EC embarked on a number of longitudinal studies on psychotic disorders in Hong Kong. He has led the development of a specialised early intervention service for psychosis in Hong Kong, the internationally recognised EASY service (Hospital Authority). With the EASY service, EC and the team endeavoured to map out the clinical pathways in the initial critical years following psychosis onset. One important piece of knowledge assembled by the team is the role of maintenance treatment following first episode psychosis (published in the BMJ). This addressed a very significant clinical problem and has attracted widespread attention. Another collaborative study (together with Professor William Honer) address the treatment of patients who became treatment refractory (published in the NEJM).

slide4 The HKU PSI Research team led by EC is currently undertaking the following major projects

  1. Model and Outcome of Adult Early Psychosis Intervention (JCEP)
  2. Optimal length of critical period intervention in early psychosis (EASY-3)
  3. 10 year follow up study of sustained effects of early intervention (HCS-10)
  4. Prodrome intervention study: reduction of psychosis onset by omega-3 fatty acid (multi-center Neurapro Study)
  5. Cognitive Neuroscience of Delusion of Reference and Disorder of agency
  6. Yoga and Aerobic Exercise effects on Brain and Cognition in first episode psychosis

EC has published over 200 research articles, including 1 book and over 10 book chapters. These articles has appeared in top medical journals such as the New England Journal of Medicine, the Lancet, and the British Medical Journal.

Research Interests:

Early intervention and Youth Mental Health

  • Early detection and treatment of psychosis, optimal treatment for first and second episode psychosis, critical period management, factors affecting relapse and functional outcome

Cognitive Neuroscience of schizophrenia

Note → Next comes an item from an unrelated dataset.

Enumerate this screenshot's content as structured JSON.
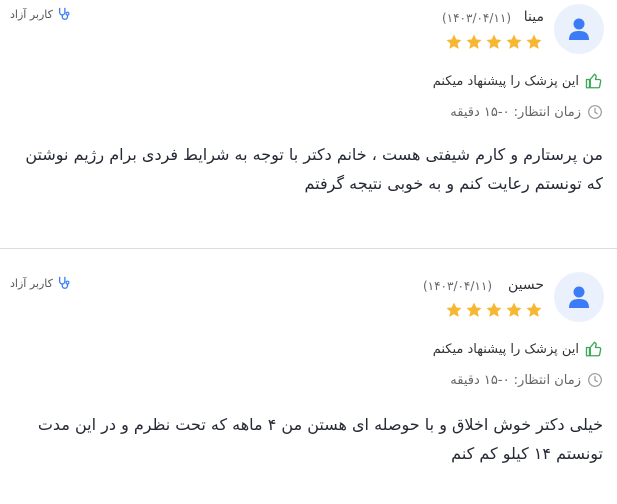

  • Using cognitive neuroscience methods to study brain dysfunctions in schizophrenia, including memory, attention, motor and executive functions, as well as innovative approaches to language and communicative processes.

Cognitive and experiential aspects of psychopathology

  • Studies addressing the formation of symptoms in psychosis. Particular focus on early psychotic symptoms and insight, subjective experience of psychosis.

Suicide studies

  • Factorings associated with suicidal ideation in early psychosis, psychological autopsy studies

Publication list